In addition to speech codes, many universities have unconstitutional “free speech zones,” which implies that everywhere else on campus does not allow free speech. In the dorms, freshmen must face sensitivity commissars, typically fellow students, who conduct “orientations” to college life that are “mandatory, noncurricular university programs designed to get students to adopt particular ideological and political beliefs.” Those beliefs revolve around race, sex, sexual orientation, and even positions on morality, the environment, tolerance, human rights, and social policy.
All these are suitable topics for free debate in which all sides have an equal chance to make their arguments and counter those of others. But in orientation programs, only one point of view, the progressive-leftist one, is allowed a hearing, and students who resist it are subjected to sanctions and shaming exercises worthy of religious cults. If a student should fall afoul of these codes and programs, he will be hauled before campus administrators for a disciplinary hearing in which the right to due process is trampled.
Pushing into the deep recesses of my memory, it seems to that conservatism wasn't much welcomed back when I went to college, either.
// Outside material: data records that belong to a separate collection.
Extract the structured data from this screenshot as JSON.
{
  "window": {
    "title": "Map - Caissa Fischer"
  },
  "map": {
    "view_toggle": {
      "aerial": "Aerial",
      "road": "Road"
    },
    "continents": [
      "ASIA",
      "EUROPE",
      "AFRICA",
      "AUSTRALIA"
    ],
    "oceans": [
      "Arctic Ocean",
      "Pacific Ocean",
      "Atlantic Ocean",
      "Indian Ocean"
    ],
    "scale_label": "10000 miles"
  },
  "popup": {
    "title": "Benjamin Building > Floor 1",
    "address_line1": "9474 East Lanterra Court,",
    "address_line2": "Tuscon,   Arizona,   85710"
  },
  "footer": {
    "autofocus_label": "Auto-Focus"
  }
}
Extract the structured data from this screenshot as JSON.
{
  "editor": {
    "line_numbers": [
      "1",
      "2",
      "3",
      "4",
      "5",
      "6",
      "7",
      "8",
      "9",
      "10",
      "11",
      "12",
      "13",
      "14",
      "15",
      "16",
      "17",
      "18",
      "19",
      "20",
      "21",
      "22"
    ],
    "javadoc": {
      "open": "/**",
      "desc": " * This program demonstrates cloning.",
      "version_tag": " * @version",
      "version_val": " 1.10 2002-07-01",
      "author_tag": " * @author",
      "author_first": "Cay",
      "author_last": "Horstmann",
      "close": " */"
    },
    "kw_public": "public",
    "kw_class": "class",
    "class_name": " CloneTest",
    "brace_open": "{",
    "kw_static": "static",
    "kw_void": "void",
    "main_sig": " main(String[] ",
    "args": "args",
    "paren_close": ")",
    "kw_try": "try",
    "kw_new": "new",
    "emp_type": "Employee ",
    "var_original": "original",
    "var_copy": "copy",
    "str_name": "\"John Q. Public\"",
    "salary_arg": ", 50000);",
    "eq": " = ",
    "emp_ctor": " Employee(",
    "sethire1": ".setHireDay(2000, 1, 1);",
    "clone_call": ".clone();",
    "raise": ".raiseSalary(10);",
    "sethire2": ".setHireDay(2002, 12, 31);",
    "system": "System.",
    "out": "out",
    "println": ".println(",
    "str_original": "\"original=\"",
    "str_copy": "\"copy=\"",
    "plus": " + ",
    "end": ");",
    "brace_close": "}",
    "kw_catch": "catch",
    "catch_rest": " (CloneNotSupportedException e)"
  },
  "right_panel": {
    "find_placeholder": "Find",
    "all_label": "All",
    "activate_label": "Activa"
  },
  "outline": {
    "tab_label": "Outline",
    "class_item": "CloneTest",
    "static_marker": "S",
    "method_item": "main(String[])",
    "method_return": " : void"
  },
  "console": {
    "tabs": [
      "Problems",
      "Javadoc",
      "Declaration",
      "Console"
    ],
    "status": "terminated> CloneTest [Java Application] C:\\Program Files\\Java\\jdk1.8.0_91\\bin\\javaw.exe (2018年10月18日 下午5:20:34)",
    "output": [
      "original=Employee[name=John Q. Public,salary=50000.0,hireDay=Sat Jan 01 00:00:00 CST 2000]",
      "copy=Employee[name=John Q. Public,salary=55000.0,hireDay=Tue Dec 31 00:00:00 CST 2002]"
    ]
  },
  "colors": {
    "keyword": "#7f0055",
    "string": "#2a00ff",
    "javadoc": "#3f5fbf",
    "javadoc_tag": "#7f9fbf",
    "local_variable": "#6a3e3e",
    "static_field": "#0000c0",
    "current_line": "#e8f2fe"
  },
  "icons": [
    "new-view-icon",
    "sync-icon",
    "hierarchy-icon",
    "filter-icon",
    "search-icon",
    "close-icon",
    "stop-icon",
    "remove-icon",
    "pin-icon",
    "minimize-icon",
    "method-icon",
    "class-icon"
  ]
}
The biggest difference was that it was more about attitudes and beliefs than formal speech codes and proframs.
I say "seems to me" because I have no first-hand knowledge of what was going on in cosnervative circles, if indeed there were such. I was pretty liberal back then (but with the same libertarian streak). Obviously my most important learning came after college, not during it.